***** INFORMATION GIVEN *****

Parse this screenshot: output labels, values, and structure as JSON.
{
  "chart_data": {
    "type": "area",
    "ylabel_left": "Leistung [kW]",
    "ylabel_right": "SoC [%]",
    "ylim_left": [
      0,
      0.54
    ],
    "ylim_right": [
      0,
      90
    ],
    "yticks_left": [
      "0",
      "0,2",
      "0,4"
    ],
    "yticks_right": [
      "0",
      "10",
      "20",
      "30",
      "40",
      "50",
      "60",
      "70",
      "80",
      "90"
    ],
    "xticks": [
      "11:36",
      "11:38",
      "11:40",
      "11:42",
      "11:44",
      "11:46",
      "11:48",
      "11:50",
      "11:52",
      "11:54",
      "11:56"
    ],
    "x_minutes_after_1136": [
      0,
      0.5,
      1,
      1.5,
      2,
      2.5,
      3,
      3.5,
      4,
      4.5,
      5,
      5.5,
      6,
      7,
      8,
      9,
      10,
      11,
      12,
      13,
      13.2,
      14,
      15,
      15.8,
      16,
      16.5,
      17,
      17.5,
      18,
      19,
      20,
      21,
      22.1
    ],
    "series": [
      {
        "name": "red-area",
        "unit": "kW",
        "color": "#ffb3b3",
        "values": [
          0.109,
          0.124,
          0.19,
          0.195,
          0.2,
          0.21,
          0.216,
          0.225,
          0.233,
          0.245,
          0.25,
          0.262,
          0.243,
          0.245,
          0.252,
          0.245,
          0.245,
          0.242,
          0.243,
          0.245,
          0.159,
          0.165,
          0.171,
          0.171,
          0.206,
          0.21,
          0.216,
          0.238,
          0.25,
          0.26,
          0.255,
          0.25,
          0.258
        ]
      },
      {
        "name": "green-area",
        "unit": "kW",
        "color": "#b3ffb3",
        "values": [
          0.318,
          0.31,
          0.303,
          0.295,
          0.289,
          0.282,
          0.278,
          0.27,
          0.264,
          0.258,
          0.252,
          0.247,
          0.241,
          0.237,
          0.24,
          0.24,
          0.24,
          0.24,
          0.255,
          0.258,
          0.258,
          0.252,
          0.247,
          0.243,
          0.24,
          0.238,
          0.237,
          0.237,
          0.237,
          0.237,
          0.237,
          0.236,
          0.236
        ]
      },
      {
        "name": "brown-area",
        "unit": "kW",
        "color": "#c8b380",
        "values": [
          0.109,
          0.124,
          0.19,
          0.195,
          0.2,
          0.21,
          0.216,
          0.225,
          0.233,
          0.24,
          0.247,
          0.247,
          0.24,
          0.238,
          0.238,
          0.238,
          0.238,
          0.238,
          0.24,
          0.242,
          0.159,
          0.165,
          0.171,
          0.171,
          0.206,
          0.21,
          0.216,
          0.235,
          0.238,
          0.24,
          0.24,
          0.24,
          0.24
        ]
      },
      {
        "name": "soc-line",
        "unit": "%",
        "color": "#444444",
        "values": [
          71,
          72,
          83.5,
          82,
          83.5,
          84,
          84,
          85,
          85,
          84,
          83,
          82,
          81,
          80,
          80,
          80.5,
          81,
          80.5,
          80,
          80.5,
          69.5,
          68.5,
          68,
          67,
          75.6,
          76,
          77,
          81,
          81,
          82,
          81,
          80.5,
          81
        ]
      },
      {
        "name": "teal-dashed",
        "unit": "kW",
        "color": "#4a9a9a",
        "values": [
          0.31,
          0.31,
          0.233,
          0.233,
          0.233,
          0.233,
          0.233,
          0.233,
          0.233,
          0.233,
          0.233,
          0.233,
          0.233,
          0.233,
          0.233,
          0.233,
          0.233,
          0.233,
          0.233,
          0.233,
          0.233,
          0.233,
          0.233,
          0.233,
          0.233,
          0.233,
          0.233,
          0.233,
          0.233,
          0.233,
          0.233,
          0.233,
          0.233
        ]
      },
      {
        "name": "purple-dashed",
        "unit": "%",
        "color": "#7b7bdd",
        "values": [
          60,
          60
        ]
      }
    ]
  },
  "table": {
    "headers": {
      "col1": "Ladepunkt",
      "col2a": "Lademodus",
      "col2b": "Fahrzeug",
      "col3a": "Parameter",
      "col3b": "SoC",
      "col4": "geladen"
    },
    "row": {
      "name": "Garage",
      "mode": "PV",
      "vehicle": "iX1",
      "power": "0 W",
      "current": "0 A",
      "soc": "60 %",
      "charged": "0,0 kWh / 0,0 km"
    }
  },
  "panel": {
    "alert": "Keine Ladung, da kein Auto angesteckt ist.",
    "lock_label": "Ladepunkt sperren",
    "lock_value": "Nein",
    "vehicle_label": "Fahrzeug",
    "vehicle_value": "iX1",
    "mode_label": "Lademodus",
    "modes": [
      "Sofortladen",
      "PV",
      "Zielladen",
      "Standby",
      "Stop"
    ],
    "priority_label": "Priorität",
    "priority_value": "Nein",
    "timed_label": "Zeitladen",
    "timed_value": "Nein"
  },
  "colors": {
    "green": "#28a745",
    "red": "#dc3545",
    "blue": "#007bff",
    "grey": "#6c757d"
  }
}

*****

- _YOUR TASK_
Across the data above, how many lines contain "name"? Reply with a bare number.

- _YOUR SOLUTION_
7